When first reading Limón’s poem, one might confuse its lines tension for vagueness and decry the opening for being purposefully opaque; but in a poem that litigates symbolism (engulfs it in flames, really), the juxtaposition of the unclear first couplet with the symbolism of the second lends the poem its unusual symmetry: unclarity responded to by symbolic naturalism, and so on goes the pattern. This is the hidden structure of tension.
In my workshop, I asked my students to attempt their own tension-filled lines. Let me pause to say that this was the first workshop I’d ever taught, and on Zoom no less. So, my belief that this experiment would fail, and quite gravely, was by no means a reflection of the students (who ranged in age from twenty to eighty-seven) but of my own nascent teaching. Here is the exercise:
The writer thinks of an action, such as:
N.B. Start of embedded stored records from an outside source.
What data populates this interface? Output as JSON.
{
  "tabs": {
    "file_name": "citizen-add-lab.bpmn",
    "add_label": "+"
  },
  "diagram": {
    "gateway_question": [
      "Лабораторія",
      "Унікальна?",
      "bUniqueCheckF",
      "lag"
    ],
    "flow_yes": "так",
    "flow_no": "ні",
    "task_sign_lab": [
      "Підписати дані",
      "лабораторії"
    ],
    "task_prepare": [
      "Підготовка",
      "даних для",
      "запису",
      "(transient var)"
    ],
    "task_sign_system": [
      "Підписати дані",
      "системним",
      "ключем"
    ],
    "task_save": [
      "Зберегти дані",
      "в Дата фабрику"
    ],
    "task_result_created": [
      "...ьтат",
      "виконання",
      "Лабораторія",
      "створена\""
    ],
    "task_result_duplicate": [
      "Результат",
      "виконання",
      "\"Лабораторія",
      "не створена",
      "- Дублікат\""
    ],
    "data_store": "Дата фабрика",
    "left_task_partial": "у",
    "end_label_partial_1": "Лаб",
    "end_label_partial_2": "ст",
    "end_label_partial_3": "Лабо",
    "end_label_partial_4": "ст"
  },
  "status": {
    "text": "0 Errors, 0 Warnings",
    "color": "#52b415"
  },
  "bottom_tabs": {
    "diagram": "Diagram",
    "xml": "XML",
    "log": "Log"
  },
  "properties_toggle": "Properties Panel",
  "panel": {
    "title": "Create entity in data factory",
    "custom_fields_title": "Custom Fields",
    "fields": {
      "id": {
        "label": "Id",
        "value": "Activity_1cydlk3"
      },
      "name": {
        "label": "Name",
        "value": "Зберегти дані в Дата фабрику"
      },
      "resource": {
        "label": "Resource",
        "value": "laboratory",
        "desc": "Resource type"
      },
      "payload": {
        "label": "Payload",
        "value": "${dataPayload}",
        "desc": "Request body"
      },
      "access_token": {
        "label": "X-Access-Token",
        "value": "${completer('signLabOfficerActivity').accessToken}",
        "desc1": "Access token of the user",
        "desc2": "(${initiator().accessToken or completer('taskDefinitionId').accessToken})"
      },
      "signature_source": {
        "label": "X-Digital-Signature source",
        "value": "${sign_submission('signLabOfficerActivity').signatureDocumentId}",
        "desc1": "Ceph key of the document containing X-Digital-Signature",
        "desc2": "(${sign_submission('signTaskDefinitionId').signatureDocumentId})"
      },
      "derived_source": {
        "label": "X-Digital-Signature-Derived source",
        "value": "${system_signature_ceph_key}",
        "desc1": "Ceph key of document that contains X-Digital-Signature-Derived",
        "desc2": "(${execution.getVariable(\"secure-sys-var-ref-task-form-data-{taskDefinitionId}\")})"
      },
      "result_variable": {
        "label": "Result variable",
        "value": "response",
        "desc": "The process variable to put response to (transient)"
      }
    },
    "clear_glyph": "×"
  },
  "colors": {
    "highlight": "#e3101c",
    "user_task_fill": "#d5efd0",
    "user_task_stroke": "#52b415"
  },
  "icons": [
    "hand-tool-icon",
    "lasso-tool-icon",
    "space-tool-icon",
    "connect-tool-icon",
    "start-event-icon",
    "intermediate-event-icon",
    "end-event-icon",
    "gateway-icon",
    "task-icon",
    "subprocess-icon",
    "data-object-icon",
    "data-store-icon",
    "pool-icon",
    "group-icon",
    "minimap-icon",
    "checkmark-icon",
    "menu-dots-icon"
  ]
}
The dog jumped over the moon
Then, the writer thinks of a setting:
In Queens, New York
And finally, the writer thinks of a secondary action that draws tension from the first:
And the neighbors went stir-crazy
The fuzziness, or fussiness, of the third part, is the golden key to this exercise. The objective here is to allow the third line to act as an independent clause that may or may not relate to the first. If it relates, it should draw, as the poet Charles Olson once said, “the heart, by way of the breath, to the line.” If it is separate and unrelated, it should breathe life into the lines and stanza that will follow, thereby creating separate and unique energy that allows the writer (and reader) to make an illogical but no less profound connection between the two actions. The setting in this exercise is merely a bluff, a way of establishing concreteness or stickiness where none lies.
Then we jumble. Syntax, enjambment, word choice. It might look like this:
The dog jumped over
the moon in Queens
New York, the neighbors go*
*Note: I substituted go for went to make the line more active
or like this:
The dog jumped over the moon
the neighbors go
The exercise, in short, is written as this:
Action + Setting + Opposing Action/Tension = Surprise
Luckily (for me), the exercise worked, and students found new ways into and out of their poems. I stress the phrase out of because, sometimes, what a poem needs most is to find an exit strategy, an excuse to desert its conventions and logic it’s beholden to and unleash, as Olson, said “an energy-discharge.” Often, though not always, this relies on not consecrating the idea of where the poem came from but trusting where the poem wants to go. If a mirror were to be held up to the poem, the poem should not see its artificial construction but something else entirely: a passing glance of the person it wishes to be.